◆ Exercise goal ◆
Extract each line of the records below that contains the word "data".

◆ Available records ◆
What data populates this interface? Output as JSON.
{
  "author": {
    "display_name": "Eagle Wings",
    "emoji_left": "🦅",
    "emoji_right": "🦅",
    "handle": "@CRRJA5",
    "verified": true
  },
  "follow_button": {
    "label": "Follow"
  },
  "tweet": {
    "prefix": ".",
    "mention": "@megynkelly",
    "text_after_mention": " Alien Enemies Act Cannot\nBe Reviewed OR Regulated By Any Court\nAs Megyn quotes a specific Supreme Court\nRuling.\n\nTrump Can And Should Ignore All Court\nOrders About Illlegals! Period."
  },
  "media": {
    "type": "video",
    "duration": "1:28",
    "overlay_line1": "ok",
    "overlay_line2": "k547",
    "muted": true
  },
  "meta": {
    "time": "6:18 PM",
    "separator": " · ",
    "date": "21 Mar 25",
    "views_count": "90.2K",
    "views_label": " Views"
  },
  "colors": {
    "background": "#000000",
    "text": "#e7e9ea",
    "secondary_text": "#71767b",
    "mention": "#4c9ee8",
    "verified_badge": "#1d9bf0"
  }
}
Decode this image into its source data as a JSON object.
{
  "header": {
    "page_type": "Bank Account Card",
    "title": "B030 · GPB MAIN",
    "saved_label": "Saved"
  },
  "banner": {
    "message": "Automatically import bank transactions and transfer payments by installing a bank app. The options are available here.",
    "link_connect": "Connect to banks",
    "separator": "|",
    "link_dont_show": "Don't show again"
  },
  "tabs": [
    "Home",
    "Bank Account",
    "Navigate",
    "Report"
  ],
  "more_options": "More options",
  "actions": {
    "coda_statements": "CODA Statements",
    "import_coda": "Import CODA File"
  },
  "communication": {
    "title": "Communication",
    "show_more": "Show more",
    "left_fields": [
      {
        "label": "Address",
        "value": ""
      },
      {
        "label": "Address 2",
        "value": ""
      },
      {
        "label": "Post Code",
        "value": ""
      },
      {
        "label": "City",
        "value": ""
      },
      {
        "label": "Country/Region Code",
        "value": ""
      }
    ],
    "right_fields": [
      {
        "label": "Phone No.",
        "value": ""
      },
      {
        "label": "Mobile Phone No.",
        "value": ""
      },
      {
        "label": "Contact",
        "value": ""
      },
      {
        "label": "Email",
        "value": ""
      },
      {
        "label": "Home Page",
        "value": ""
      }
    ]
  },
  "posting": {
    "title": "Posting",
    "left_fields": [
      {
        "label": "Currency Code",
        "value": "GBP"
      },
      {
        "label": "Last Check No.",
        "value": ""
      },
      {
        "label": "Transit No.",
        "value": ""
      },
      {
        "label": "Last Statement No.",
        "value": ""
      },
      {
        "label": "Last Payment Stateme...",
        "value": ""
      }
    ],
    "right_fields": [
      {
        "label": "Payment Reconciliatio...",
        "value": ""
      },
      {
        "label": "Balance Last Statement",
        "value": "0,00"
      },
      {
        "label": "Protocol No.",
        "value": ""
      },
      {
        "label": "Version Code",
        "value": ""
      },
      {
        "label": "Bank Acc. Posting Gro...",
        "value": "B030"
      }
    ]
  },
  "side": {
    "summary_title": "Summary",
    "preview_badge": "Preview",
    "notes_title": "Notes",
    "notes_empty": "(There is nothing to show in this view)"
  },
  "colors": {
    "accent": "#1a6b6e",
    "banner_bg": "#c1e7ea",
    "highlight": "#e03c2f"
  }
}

◆ Task result ◆
What data populates this interface? Output as JSON.
Decode this image into its source data as a JSON object.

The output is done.